## TASK TO CARRY OUT
Gather all lines in the entries below that include the word "giorni".

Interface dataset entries

--- START ---

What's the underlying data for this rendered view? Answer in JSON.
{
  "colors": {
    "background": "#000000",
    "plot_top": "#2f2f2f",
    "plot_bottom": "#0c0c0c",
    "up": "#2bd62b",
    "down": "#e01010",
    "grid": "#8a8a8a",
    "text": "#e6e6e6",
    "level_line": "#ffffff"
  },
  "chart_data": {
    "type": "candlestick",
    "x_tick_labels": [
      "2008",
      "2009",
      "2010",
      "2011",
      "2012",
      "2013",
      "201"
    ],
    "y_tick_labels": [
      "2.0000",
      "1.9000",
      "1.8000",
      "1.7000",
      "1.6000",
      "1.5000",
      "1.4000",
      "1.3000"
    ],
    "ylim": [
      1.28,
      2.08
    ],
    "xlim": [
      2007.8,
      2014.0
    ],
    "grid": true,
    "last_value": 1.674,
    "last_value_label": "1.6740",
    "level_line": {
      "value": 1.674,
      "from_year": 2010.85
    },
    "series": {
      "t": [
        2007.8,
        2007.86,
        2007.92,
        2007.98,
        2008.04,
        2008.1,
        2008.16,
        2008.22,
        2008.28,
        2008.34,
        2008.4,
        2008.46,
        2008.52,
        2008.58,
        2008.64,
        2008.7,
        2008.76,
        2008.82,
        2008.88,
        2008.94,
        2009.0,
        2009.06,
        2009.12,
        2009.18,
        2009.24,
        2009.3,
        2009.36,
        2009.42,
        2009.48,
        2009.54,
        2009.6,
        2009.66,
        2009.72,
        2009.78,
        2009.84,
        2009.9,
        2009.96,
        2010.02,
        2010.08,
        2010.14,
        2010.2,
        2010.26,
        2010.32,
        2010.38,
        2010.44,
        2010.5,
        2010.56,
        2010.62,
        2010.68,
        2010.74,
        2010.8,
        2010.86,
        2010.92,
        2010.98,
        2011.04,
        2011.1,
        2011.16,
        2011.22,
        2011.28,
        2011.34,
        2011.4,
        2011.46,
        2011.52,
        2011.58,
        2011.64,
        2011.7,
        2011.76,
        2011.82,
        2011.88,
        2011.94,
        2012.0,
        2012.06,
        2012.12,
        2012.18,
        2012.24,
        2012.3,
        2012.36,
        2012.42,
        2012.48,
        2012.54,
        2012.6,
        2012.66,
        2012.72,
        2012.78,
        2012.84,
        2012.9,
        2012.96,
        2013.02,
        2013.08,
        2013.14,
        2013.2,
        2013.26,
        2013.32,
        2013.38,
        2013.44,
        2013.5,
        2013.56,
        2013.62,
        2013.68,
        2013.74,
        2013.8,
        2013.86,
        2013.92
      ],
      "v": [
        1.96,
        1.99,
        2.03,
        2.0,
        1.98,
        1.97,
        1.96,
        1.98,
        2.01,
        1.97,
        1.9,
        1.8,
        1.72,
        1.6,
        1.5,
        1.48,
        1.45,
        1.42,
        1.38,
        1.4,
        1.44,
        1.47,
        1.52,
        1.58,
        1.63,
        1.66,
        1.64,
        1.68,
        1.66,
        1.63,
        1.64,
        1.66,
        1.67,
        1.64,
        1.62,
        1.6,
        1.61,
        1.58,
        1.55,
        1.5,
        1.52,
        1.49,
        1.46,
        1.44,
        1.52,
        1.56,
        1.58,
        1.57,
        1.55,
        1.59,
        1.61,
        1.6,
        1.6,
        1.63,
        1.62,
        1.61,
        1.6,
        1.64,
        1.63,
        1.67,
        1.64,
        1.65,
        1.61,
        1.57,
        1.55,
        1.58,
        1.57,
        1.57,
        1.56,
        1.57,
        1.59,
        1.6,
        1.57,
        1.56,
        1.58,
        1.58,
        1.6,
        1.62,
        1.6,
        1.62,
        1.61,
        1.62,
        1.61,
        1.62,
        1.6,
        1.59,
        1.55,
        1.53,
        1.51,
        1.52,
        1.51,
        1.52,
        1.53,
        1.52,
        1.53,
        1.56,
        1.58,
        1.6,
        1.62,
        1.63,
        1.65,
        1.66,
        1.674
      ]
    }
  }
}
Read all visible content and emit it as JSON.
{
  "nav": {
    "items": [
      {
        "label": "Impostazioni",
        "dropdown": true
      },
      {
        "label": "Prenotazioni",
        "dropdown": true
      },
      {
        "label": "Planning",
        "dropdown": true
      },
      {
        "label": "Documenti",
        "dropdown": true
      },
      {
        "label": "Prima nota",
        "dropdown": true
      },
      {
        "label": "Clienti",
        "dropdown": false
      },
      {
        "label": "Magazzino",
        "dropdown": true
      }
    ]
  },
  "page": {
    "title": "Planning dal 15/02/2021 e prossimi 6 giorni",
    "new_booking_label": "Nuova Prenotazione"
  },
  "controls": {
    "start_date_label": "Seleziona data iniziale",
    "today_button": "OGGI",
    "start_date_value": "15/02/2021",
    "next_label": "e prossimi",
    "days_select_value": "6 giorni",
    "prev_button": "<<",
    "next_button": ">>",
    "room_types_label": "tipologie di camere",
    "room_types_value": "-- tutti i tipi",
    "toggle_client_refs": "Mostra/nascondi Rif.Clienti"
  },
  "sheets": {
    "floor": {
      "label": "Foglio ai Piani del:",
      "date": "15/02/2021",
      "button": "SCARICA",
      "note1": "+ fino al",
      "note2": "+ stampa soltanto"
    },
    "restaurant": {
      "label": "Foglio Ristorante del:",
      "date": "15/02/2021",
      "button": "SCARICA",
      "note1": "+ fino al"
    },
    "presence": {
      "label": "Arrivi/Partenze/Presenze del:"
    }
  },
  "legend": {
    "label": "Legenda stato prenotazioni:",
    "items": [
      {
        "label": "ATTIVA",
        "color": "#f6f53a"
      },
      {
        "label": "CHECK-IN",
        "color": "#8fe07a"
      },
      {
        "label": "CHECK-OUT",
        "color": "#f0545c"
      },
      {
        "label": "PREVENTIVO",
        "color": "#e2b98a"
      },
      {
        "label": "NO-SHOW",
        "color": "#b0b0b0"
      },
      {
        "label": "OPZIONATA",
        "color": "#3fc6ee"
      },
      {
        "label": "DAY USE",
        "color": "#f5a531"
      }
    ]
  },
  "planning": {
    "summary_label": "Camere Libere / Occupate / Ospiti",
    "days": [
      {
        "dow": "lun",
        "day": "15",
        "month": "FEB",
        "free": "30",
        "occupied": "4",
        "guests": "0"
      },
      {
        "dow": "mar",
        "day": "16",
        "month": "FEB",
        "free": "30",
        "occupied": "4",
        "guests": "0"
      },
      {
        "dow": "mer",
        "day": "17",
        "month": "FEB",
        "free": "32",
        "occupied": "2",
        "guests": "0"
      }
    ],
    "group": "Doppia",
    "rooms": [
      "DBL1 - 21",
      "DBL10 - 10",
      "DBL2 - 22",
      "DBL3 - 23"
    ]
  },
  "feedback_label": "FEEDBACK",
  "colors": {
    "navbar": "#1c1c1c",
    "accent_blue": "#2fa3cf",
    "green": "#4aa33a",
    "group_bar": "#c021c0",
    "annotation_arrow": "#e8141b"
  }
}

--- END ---

## ANSWER TO THE PROBLEM
    "title": "Planning dal 15/02/2021 e prossimi 6 giorni",
    "days_select_value": "6 giorni",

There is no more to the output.